For such a big man, Loovens is exceptionally poor at defending in the air. He has won only 4 aerial duels this season according to Whoscored.com, in contrast to his partner, Lees, who has won 26 so far. Forest will have known all this, so it's possible they targeted Loovens. The majority of their crosses came from the left into the area where Loovens and Mattock had the responsibility to defend.
When ahead, Forest worked very hard to defend, often getting every player behind the ball, but their system ensured they were quick to disperse and still offered a threat going forward - meaning Wednesday, for all their pressure, could not totally set up camp in the Forest half. Forest usually had an outlet, giving our opponents something to think about.
Along with the three advanced midfielders - who spent much of their time behind the ball but were ready to attack, Britt Assombalonga provided the best outlet; not only quick and strong, the youngster is clever on the ball and has good technique - he gave The Owls problems, ensuring they could not merely set up camp and besiege Forest into submission.
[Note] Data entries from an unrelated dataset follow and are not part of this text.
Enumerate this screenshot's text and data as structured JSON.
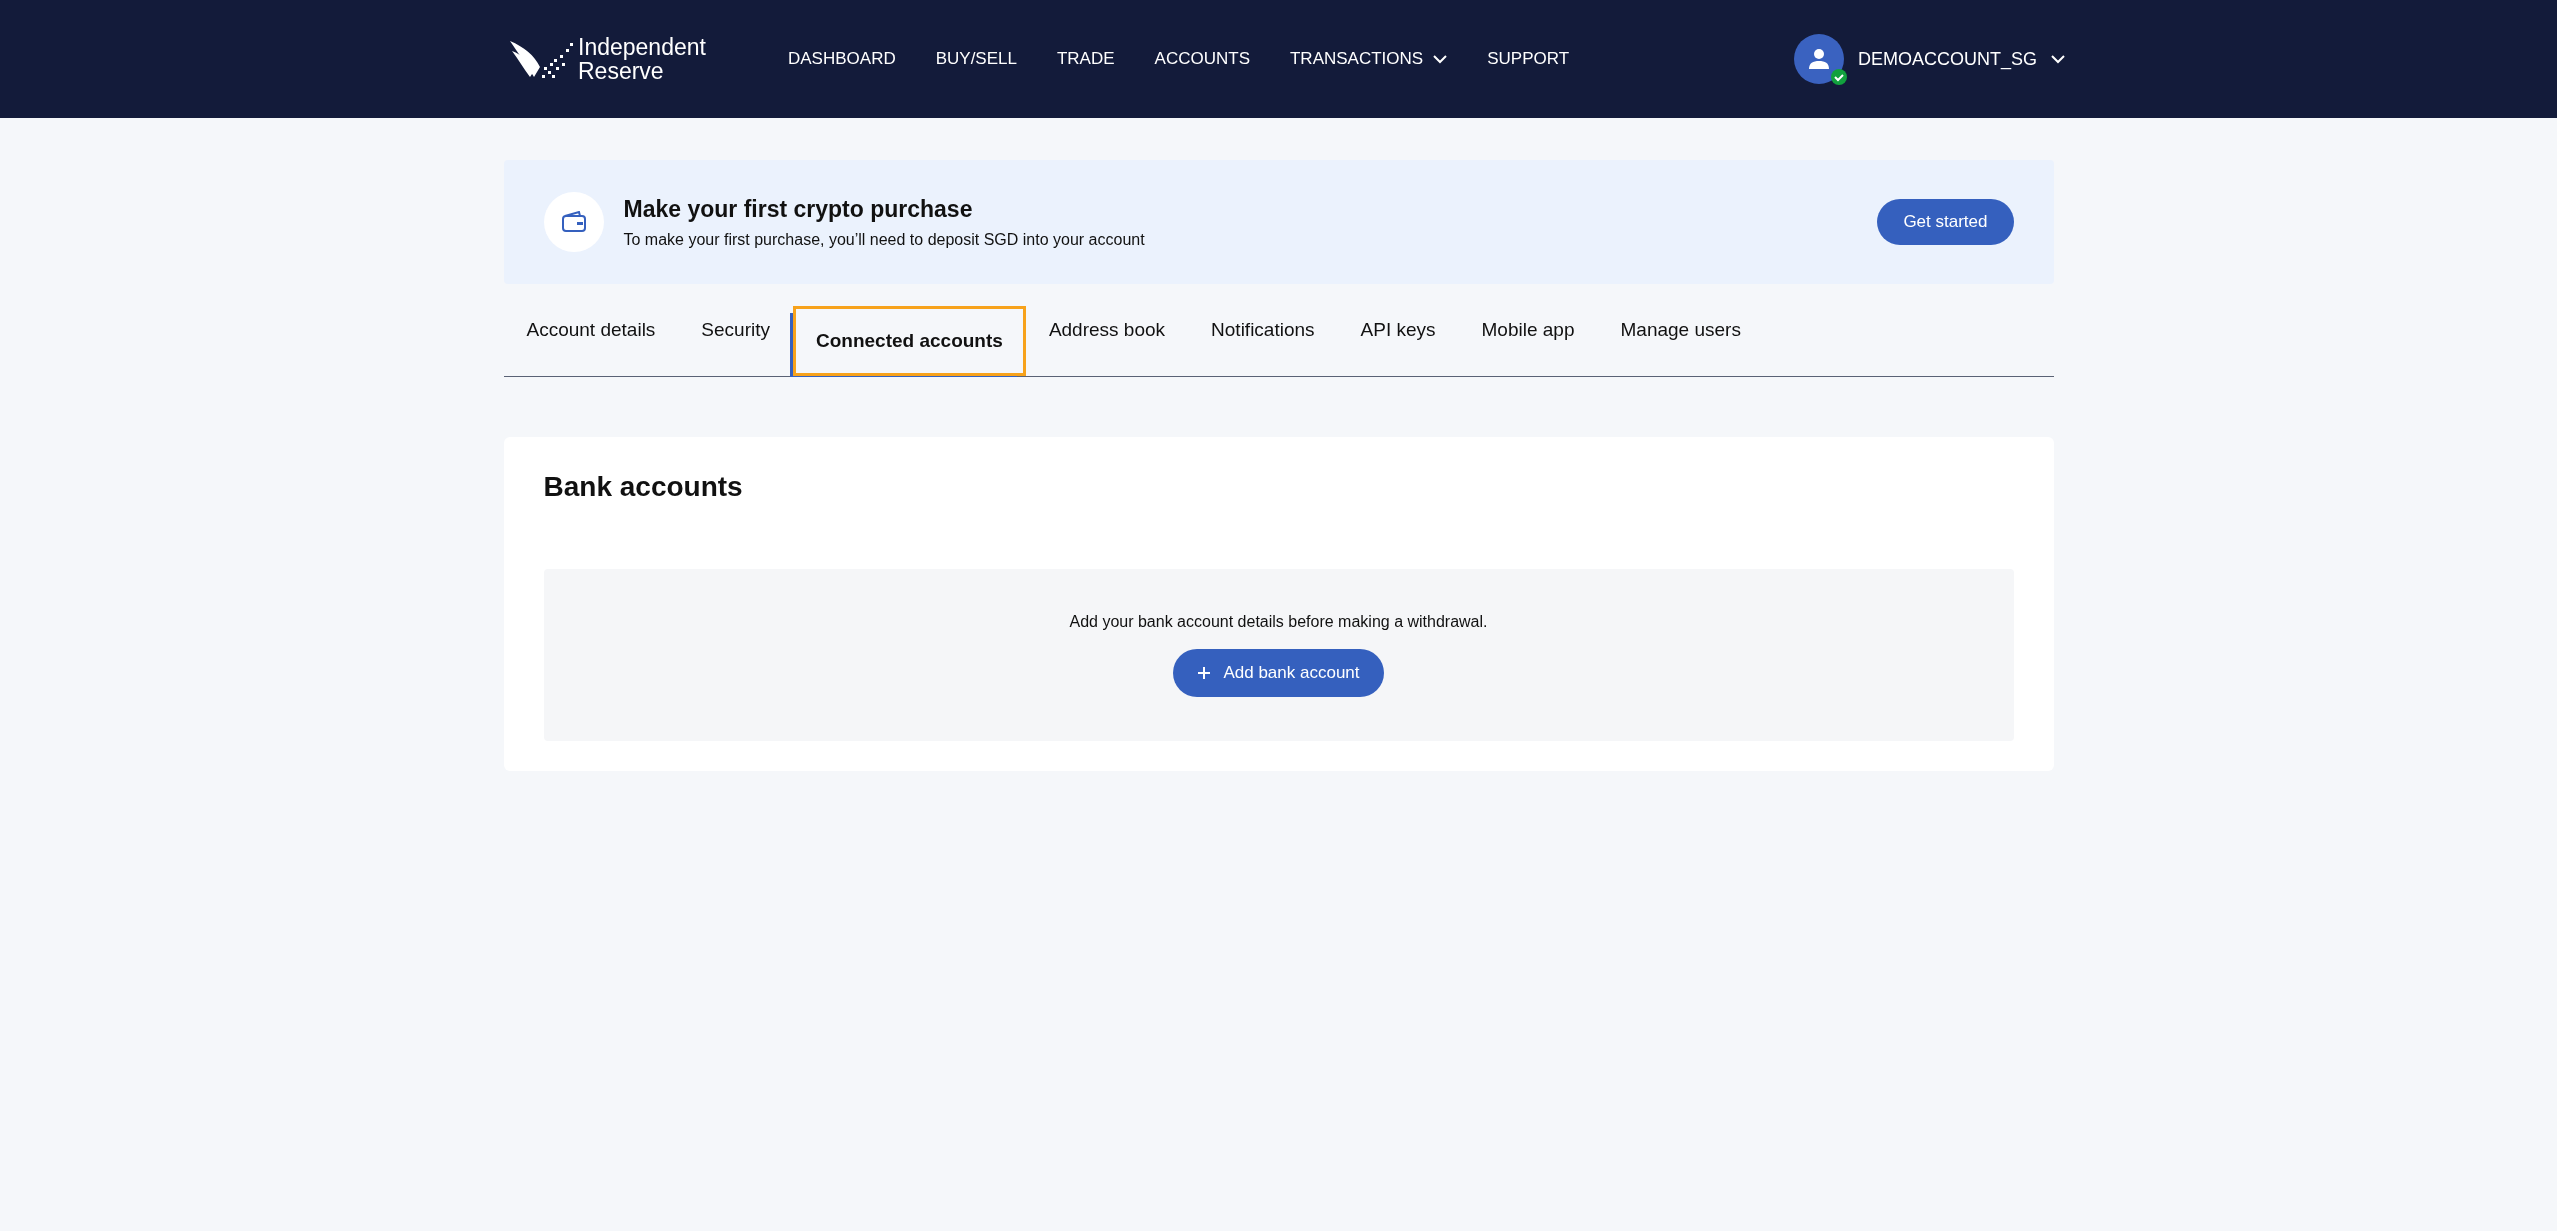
{
  "header": {
    "logo": {
      "lines": [
        "Independent",
        "Reserve"
      ]
    },
    "nav": [
      {
        "label": "DASHBOARD",
        "dropdown": false
      },
      {
        "label": "BUY/SELL",
        "dropdown": false
      },
      {
        "label": "TRADE",
        "dropdown": false
      },
      {
        "label": "ACCOUNTS",
        "dropdown": false
      },
      {
        "label": "TRANSACTIONS",
        "dropdown": true
      },
      {
        "label": "SUPPORT",
        "dropdown": false
      }
    ],
    "user": {
      "name": "DEMOACCOUNT_SG",
      "verified": true
    }
  },
  "banner": {
    "title": "Make your first crypto purchase",
    "subtitle": "To make your first purchase, you’ll need to deposit SGD into your account",
    "button": "Get started"
  },
  "tabs": [
    {
      "label": "Account details",
      "selected": false
    },
    {
      "label": "Security",
      "selected": false
    },
    {
      "label": "Connected accounts",
      "selected": true
    },
    {
      "label": "Address book",
      "selected": false
    },
    {
      "label": "Notifications",
      "selected": false
    },
    {
      "label": "API keys",
      "selected": false
    },
    {
      "label": "Mobile app",
      "selected": false
    },
    {
      "label": "Manage users",
      "selected": false
    }
  ],
  "bank_accounts": {
    "title": "Bank accounts",
    "message": "Add your bank account details before making a withdrawal.",
    "button": "Add bank account"
  }
}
The defenders were very strong. It was a real team effort - as mentioned earlier Forest were getting 10 or all 11 men behind the ball, and pressing selectively, blocking the path to goal through sheer weight of numbers, but special recognition should go to the men at the back, who dealt with the pressure calmly but with urgency.
The best player on the pitch was Karl Darlow; his quality has been unfairly doubted at times over the past year, but he showed during this game why he is a Premiership player in waiting, making a series of stunning saves.
But the most credit must (again) go to Stuart Pearce; he has galvanised (a word we will be hearing a lot I feel this season) the squad, brought in some real quality, and most importantly has them well organised and knowledgeable about their roles on the pitch. Psycho continues to prove his critics wrong.
Thanks for reading, thanks to www.whoscored.com for statistical help, and bring on the Derby!